The design of Cabinette, new co-working space for creatives in Valencia, Spain, by local interiors studio Masquespacio is inspired by inspired by what the designers call “sexy, lux and fun” concept. The stimulating space to create new experiences features three meeting rooms, terrace, kitchen, and intimate phone-booths. The designer furniture full of velvet and the 60s vibes are intended to create a delicious environment to build ideas.
The whimsical design was conceived with a clear philosophy of questioning the conventional. The studio’s founders, Christophe Penasse and Ana Milena Hernández Palacios, aimed to create a ‘creative capsule’ that would read – here stereotypes and clichés are not allowed. To reflect this idea, in the main room, the picture frames and shiny silver curtains are inverted to make the co-workers reflect about how we see ‘normal’.
The name of the space and its retrofuturistic aesthetic was inspired by the 1960s film Playtime by renowned French director Jacques Tati. The main character Monsieur Hulot navigates a gadget-filled version of future Paris and at one point of the movie has a meeting in a huge office where each employee’s desk is closed in by a cabinet-lined box in which he gets lost. Masquespacio has similarly divided desks in the co-working space, but instead of individual boxes have erected low-lying partitions.
Cabinette takes over a ground-floor unit that originally served as an apartment. Leaving the existing bathroom facilities in place, the designers have reconfigured the rest of the floor plan to accommodate a series of work areas for Cabinette’s members.
As a reference to the Playtime movies the desks and chairs are a pastel green-blue colour, as well as the counter, tiled splashback and a couple of cupboards in the kitchenette in the corner of the room. The colour scheme also includes chocolate brown and bright lilac, while the studio’s multilayered Deja-Vu stools feature tiers of brown, ochre and blue fringing to complement the colours of the walls and floor.
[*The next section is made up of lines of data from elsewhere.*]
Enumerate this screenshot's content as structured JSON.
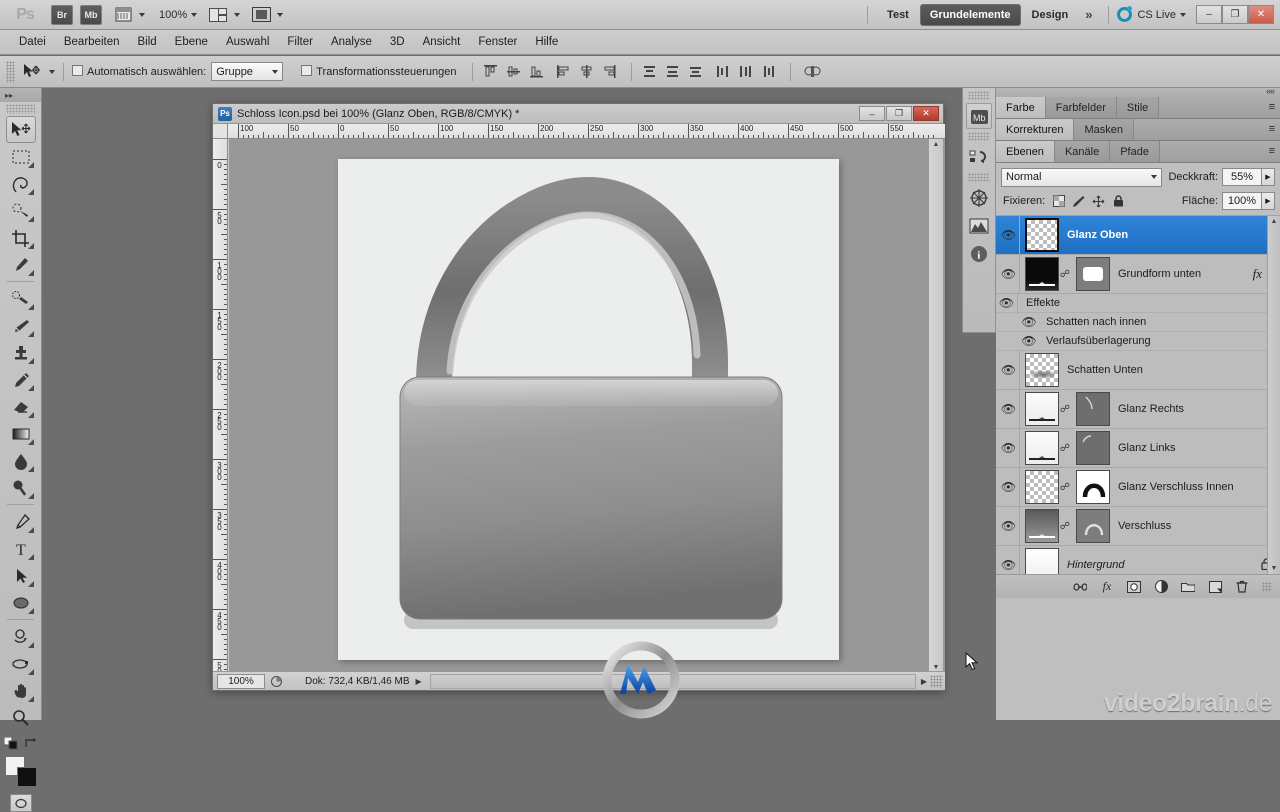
{
  "app": {
    "name": "Adobe Photoshop CS5",
    "logo_text": "Ps",
    "zoom_level": "100%",
    "bridge_button": "Br",
    "minibridge_button": "Mb",
    "workspaces": [
      {
        "label": "Test",
        "active": false
      },
      {
        "label": "Grundelemente",
        "active": true
      },
      {
        "label": "Design",
        "active": false
      }
    ],
    "overflow_label": "»",
    "cs_live": "CS Live",
    "window_buttons": {
      "minimize": "–",
      "restore": "❐",
      "close": "✕"
    }
  },
  "menubar": {
    "items": [
      "Datei",
      "Bearbeiten",
      "Bild",
      "Ebene",
      "Auswahl",
      "Filter",
      "Analyse",
      "3D",
      "Ansicht",
      "Fenster",
      "Hilfe"
    ]
  },
  "options_bar": {
    "tool": "move-tool",
    "auto_select_label": "Automatisch auswählen:",
    "auto_select_checked": false,
    "auto_select_value": "Gruppe",
    "transform_controls_label": "Transformationssteuerungen",
    "transform_controls_checked": false,
    "align_buttons": [
      "align-top-edges",
      "align-vertical-centers",
      "align-bottom-edges",
      "align-left-edges",
      "align-horizontal-centers",
      "align-right-edges"
    ],
    "distribute_buttons": [
      "distribute-top-edges",
      "distribute-vertical-centers",
      "distribute-bottom-edges",
      "distribute-left-edges",
      "distribute-horizontal-centers",
      "distribute-right-edges"
    ],
    "auto_align_button": "auto-align-layers"
  },
  "toolbox": {
    "tools": [
      {
        "name": "move-tool",
        "selected": true,
        "has_flyout": false
      },
      {
        "name": "rectangular-marquee-tool",
        "selected": false,
        "has_flyout": true
      },
      {
        "name": "lasso-tool",
        "selected": false,
        "has_flyout": true
      },
      {
        "name": "quick-selection-tool",
        "selected": false,
        "has_flyout": true
      },
      {
        "name": "crop-tool",
        "selected": false,
        "has_flyout": true
      },
      {
        "name": "eyedropper-tool",
        "selected": false,
        "has_flyout": true
      },
      {
        "name": "spot-healing-brush-tool",
        "selected": false,
        "has_flyout": true
      },
      {
        "name": "brush-tool",
        "selected": false,
        "has_flyout": true
      },
      {
        "name": "clone-stamp-tool",
        "selected": false,
        "has_flyout": true
      },
      {
        "name": "history-brush-tool",
        "selected": false,
        "has_flyout": true
      },
      {
        "name": "eraser-tool",
        "selected": false,
        "has_flyout": true
      },
      {
        "name": "gradient-tool",
        "selected": false,
        "has_flyout": true
      },
      {
        "name": "blur-tool",
        "selected": false,
        "has_flyout": true
      },
      {
        "name": "dodge-tool",
        "selected": false,
        "has_flyout": true
      },
      {
        "name": "pen-tool",
        "selected": false,
        "has_flyout": true
      },
      {
        "name": "horizontal-type-tool",
        "selected": false,
        "has_flyout": true
      },
      {
        "name": "path-selection-tool",
        "selected": false,
        "has_flyout": true
      },
      {
        "name": "ellipse-shape-tool",
        "selected": false,
        "has_flyout": true
      },
      {
        "name": "3d-object-rotate-tool",
        "selected": false,
        "has_flyout": true
      },
      {
        "name": "3d-camera-rotate-tool",
        "selected": false,
        "has_flyout": true
      },
      {
        "name": "hand-tool",
        "selected": false,
        "has_flyout": true
      },
      {
        "name": "zoom-tool",
        "selected": false,
        "has_flyout": false
      }
    ],
    "foreground_color": "#f2f2f2",
    "background_color": "#101010",
    "quick_mask": "quick-mask-mode"
  },
  "document": {
    "title": "Schloss Icon.psd bei 100% (Glanz Oben, RGB/8/CMYK) *",
    "filename": "Schloss Icon.psd",
    "zoom": "bei 100%",
    "active_layer": "Glanz Oben",
    "color_mode": "RGB/8/CMYK",
    "modified_marker": "*",
    "window_buttons": {
      "minimize": "–",
      "maximize": "❐",
      "close": "✕"
    },
    "ruler_h_labels": [
      "100",
      "50",
      "0",
      "50",
      "100",
      "150",
      "200",
      "250",
      "300",
      "350",
      "400",
      "450",
      "500",
      "550"
    ],
    "ruler_v_labels": [
      "0",
      "50",
      "100",
      "150",
      "200",
      "250",
      "300",
      "350",
      "400",
      "450",
      "500"
    ],
    "canvas_image": "padlock-icon-open-shackle"
  },
  "status_bar": {
    "zoom_value": "100%",
    "doc_info": "Dok: 732,4 KB/1,46 MB",
    "arrow": "▶"
  },
  "icon_dock": {
    "items": [
      {
        "name": "mini-bridge-icon",
        "label": "Mb"
      },
      {
        "name": "history-icon",
        "label": ""
      },
      {
        "name": "navigator-icon",
        "label": ""
      },
      {
        "name": "histogram-icon",
        "label": ""
      },
      {
        "name": "info-icon",
        "label": "i"
      }
    ]
  },
  "panels": {
    "group1_tabs": [
      {
        "label": "Farbe",
        "active": true
      },
      {
        "label": "Farbfelder",
        "active": false
      },
      {
        "label": "Stile",
        "active": false
      }
    ],
    "group2_tabs": [
      {
        "label": "Korrekturen",
        "active": true
      },
      {
        "label": "Masken",
        "active": false
      }
    ],
    "group3_tabs": [
      {
        "label": "Ebenen",
        "active": true
      },
      {
        "label": "Kanäle",
        "active": false
      },
      {
        "label": "Pfade",
        "active": false
      }
    ],
    "menu_glyph": "≡"
  },
  "layers_panel": {
    "blend_mode": "Normal",
    "opacity_label": "Deckkraft:",
    "opacity_value": "55%",
    "lock_label": "Fixieren:",
    "lock_icons": [
      "lock-transparent-pixels-icon",
      "lock-image-pixels-icon",
      "lock-position-icon",
      "lock-all-icon"
    ],
    "fill_label": "Fläche:",
    "fill_value": "100%",
    "rows": [
      {
        "name": "Glanz Oben",
        "selected": true,
        "visible": true,
        "thumb": "transparent-checker",
        "has_mask": false,
        "has_fx": false,
        "italic": false,
        "locked": false
      },
      {
        "name": "Grundform unten",
        "selected": false,
        "visible": true,
        "thumb": "black-gradient",
        "has_mask": true,
        "mask_thumb": "rounded-rect-mask",
        "has_fx": true,
        "fx_label": "fx",
        "italic": false,
        "locked": false,
        "effects_group": "Effekte",
        "effects": [
          "Schatten nach innen",
          "Verlaufsüberlagerung"
        ]
      },
      {
        "name": "Schatten Unten",
        "selected": false,
        "visible": true,
        "thumb": "transparent-shadow",
        "has_mask": false,
        "has_fx": false,
        "italic": false,
        "locked": false
      },
      {
        "name": "Glanz Rechts",
        "selected": false,
        "visible": true,
        "thumb": "white-gradient",
        "has_mask": true,
        "mask_thumb": "right-gloss-mask",
        "has_fx": false,
        "italic": false,
        "locked": false
      },
      {
        "name": "Glanz Links",
        "selected": false,
        "visible": true,
        "thumb": "white-gradient",
        "has_mask": true,
        "mask_thumb": "left-gloss-mask",
        "has_fx": false,
        "italic": false,
        "locked": false
      },
      {
        "name": "Glanz Verschluss Innen",
        "selected": false,
        "visible": true,
        "thumb": "transparent-checker",
        "has_mask": true,
        "mask_thumb": "arc-mask",
        "has_fx": false,
        "italic": false,
        "locked": false
      },
      {
        "name": "Verschluss",
        "selected": false,
        "visible": true,
        "thumb": "grey-gradient",
        "has_mask": true,
        "mask_thumb": "shackle-mask",
        "has_fx": false,
        "italic": false,
        "locked": false
      },
      {
        "name": "Hintergrund",
        "selected": false,
        "visible": true,
        "thumb": "white-flat",
        "has_mask": false,
        "has_fx": false,
        "italic": true,
        "locked": true
      }
    ],
    "footer_buttons": [
      "link-layers-icon",
      "layer-style-fx-icon",
      "add-layer-mask-icon",
      "new-adjustment-layer-icon",
      "new-group-icon",
      "new-layer-icon",
      "delete-layer-icon"
    ]
  },
  "watermark": {
    "brand_bold": "video2brain",
    "brand_light": ".de",
    "logo": "video2brain-logo"
  }
}
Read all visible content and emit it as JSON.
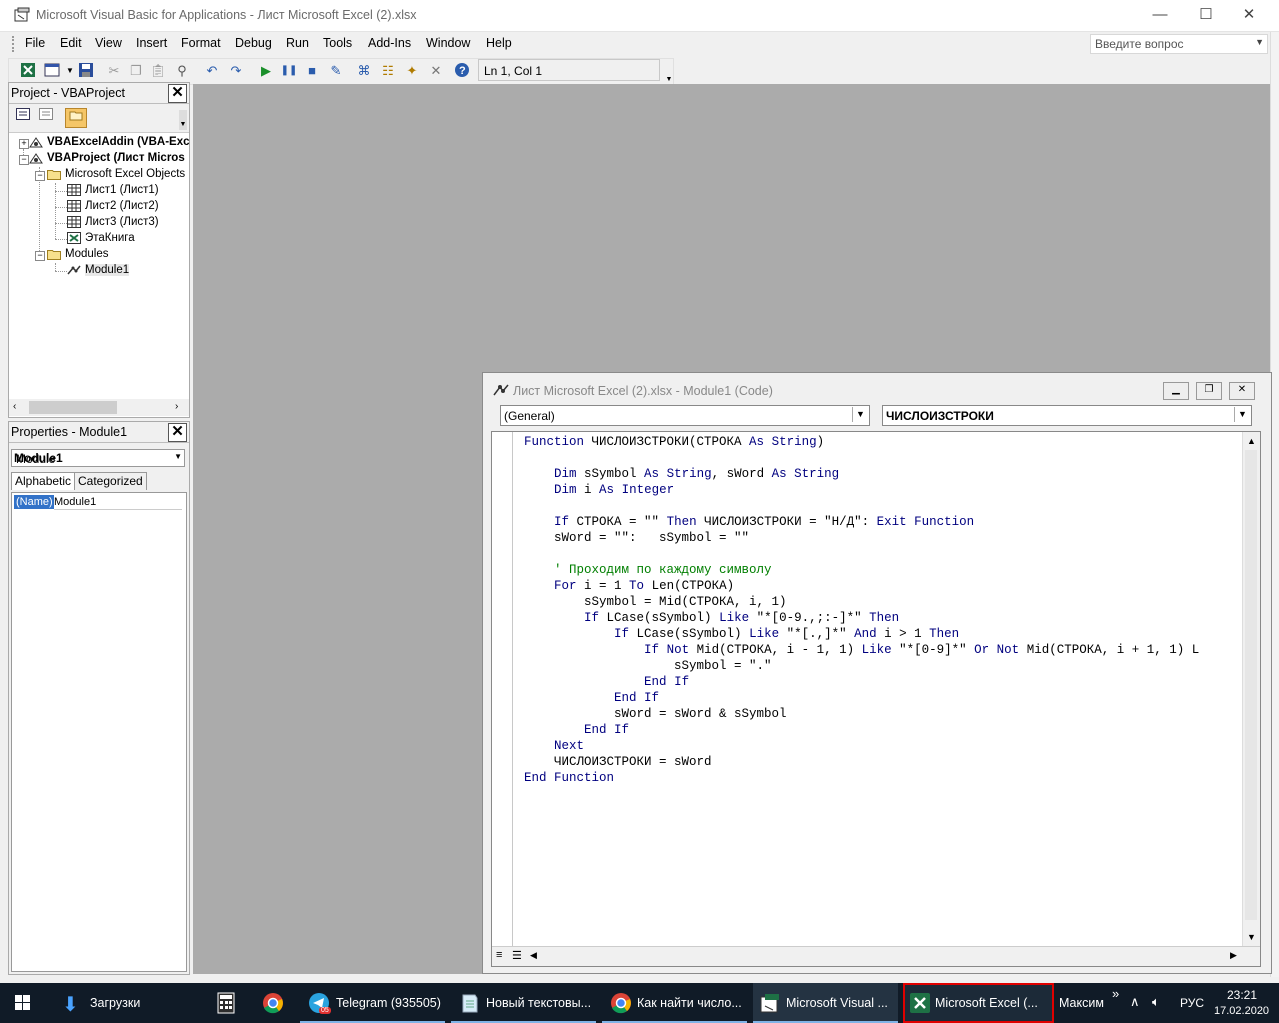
{
  "window": {
    "title": "Microsoft Visual Basic for Applications - Лист Microsoft Excel (2).xlsx",
    "minimize": "—",
    "maximize": "☐",
    "close": "✕"
  },
  "menu": {
    "items": [
      "File",
      "Edit",
      "View",
      "Insert",
      "Format",
      "Debug",
      "Run",
      "Tools",
      "Add-Ins",
      "Window",
      "Help"
    ],
    "help_placeholder": "Введите вопрос"
  },
  "toolbar": {
    "position": "Ln 1, Col 1"
  },
  "project": {
    "title": "Project - VBAProject",
    "tree": [
      {
        "label": "VBAExcelAddin (VBA-Exc",
        "bold": true,
        "level": 0
      },
      {
        "label": "VBAProject (Лист Micros",
        "bold": true,
        "level": 0
      },
      {
        "label": "Microsoft Excel Objects",
        "bold": false,
        "level": 1
      },
      {
        "label": "Лист1 (Лист1)",
        "bold": false,
        "level": 2
      },
      {
        "label": "Лист2 (Лист2)",
        "bold": false,
        "level": 2
      },
      {
        "label": "Лист3 (Лист3)",
        "bold": false,
        "level": 2
      },
      {
        "label": "ЭтаКнига",
        "bold": false,
        "level": 2
      },
      {
        "label": "Modules",
        "bold": false,
        "level": 1
      },
      {
        "label": "Module1",
        "bold": false,
        "level": 2
      }
    ]
  },
  "properties": {
    "title": "Properties - Module1",
    "object_name": "Module1",
    "object_type": "Module",
    "tabs": [
      "Alphabetic",
      "Categorized"
    ],
    "rows": [
      {
        "name": "(Name)",
        "value": "Module1"
      }
    ]
  },
  "code_window": {
    "title": "Лист Microsoft Excel (2).xlsx - Module1 (Code)",
    "object_combo": "(General)",
    "proc_combo": "ЧИСЛОИЗСТРОКИ",
    "lines": [
      "Function ЧИСЛОИЗСТРОКИ(СТРОКА As String)",
      "",
      "    Dim sSymbol As String, sWord As String",
      "    Dim i As Integer",
      "",
      "    If СТРОКА = \"\" Then ЧИСЛОИЗСТРОКИ = \"Н/Д\": Exit Function",
      "    sWord = \"\":   sSymbol = \"\"",
      "",
      "    ' Проходим по каждому символу",
      "    For i = 1 To Len(СТРОКА)",
      "        sSymbol = Mid(СТРОКА, i, 1)",
      "        If LCase(sSymbol) Like \"*[0-9.,;:-]*\" Then",
      "            If LCase(sSymbol) Like \"*[.,]*\" And i > 1 Then",
      "                If Not Mid(СТРОКА, i - 1, 1) Like \"*[0-9]*\" Or Not Mid(СТРОКА, i + 1, 1) L",
      "                    sSymbol = \".\"",
      "                End If",
      "            End If",
      "            sWord = sWord & sSymbol",
      "        End If",
      "    Next",
      "    ЧИСЛОИЗСТРОКИ = sWord",
      "End Function"
    ]
  },
  "taskbar": {
    "items": [
      {
        "label": "Загрузки",
        "icon": "download-icon"
      },
      {
        "label": "",
        "icon": "calculator-icon"
      },
      {
        "label": "",
        "icon": "chrome-icon"
      },
      {
        "label": "Telegram (935505)",
        "icon": "telegram-icon",
        "badge": "05"
      },
      {
        "label": "Новый текстовы...",
        "icon": "notepad-icon"
      },
      {
        "label": "Как найти число...",
        "icon": "chrome-icon"
      },
      {
        "label": "Microsoft Visual ...",
        "icon": "vba-icon"
      },
      {
        "label": "Microsoft Excel (...",
        "icon": "excel-icon"
      }
    ],
    "user": "Максим",
    "chevron": "»",
    "lang": "РУС",
    "time": "23:21",
    "date": "17.02.2020",
    "highlight_color": "#e00000"
  }
}
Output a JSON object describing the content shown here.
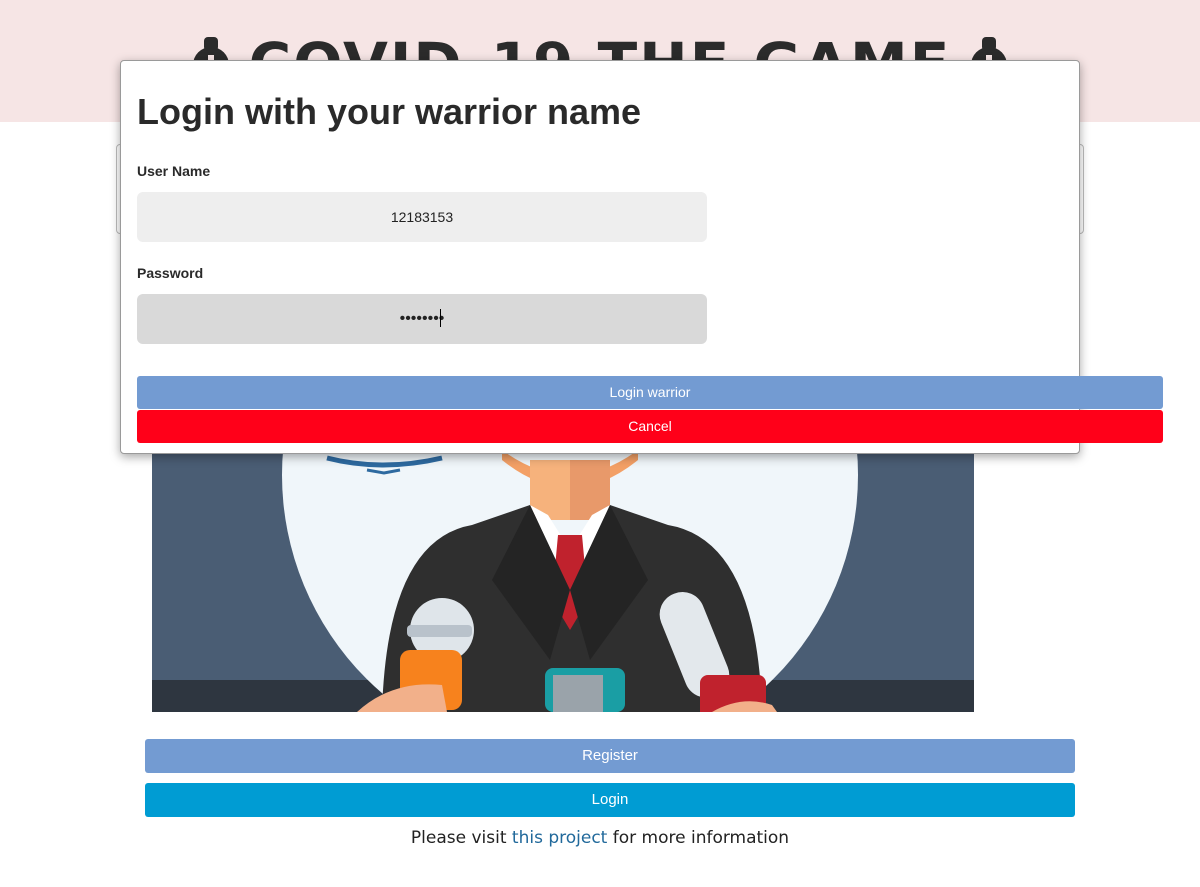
{
  "header": {
    "title": "COVID-19 THE GAME",
    "left_icon": "medal-icon",
    "right_icon": "medal-icon",
    "background": "#f6e5e5"
  },
  "hero": {
    "image": "press-conference-speaker-illustration"
  },
  "buttons": {
    "register_label": "Register",
    "login_label": "Login"
  },
  "footer": {
    "prefix": "Please visit ",
    "link_text": "this project",
    "suffix": " for more information"
  },
  "modal": {
    "title": "Login with your warrior name",
    "username_label": "User Name",
    "username_value": "12183153",
    "password_label": "Password",
    "password_value": "••••••••",
    "login_button": "Login warrior",
    "cancel_button": "Cancel"
  },
  "colors": {
    "primary": "#739bd2",
    "login": "#009cd3",
    "cancel": "#ff0019",
    "link": "#21699b"
  }
}
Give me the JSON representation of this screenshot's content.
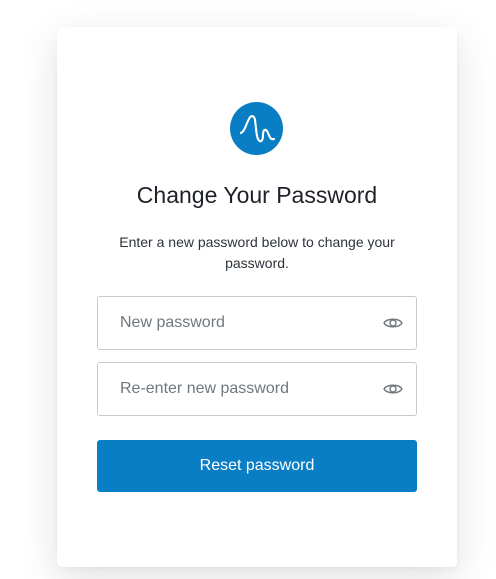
{
  "form": {
    "logo_icon": "wave-logo-icon",
    "title": "Change Your Password",
    "subtitle": "Enter a new password below to change your password.",
    "new_password": {
      "placeholder": "New password",
      "value": "",
      "toggle_icon": "eye-icon"
    },
    "confirm_password": {
      "placeholder": "Re-enter new password",
      "value": "",
      "toggle_icon": "eye-icon"
    },
    "submit_label": "Reset password"
  },
  "colors": {
    "accent": "#0a7ec4",
    "title_text": "#1e212a",
    "placeholder_text": "#6f7780",
    "border": "#c9cace"
  }
}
The Wing co-working club in New York is different from the previous two projects, for only women re invited to become its members. The floorplan designed by local interior designer Chiara De Rege provides women with a mix of open-plan and private workspaces, as well as spaces programmed events like talks and film screenings.
De Rege was commissioned to overhaul a space in an old warehouse to provide for the Wing’s quickly growing membership in just six months. She made up her mind to make the most of the loft’s original features like windows, skylights and high ceilings, also retaining the existing wooden floorboards and brickwork.
Intending to create a lounge-like interior, the designer mixed vintage lighting and rugs with custom and contemporary furnishings. In the “living-room style” reception, there is a mix of chairs and sofas to create two lounge set-ups in the centre. Pale green benches face small, custom-made terrazzo tables for women to work on their laptops. Access to the other areas is provided through archways, which are painted in different shades of pale pink.
The open-plan main space is intended for a wide range of uses and is extremely flexible as it transforms day into night as an event space for programming. Featuring an eclectic mix of furniture, it is also lined with a birch-tree shelving that is filled with books arranged according to colour.
The adjoining café is characterized by such details as brass sconces that reflect the natural light from the large rooflight and terrazzo tables and pink and green chairs that add a “fun pop”.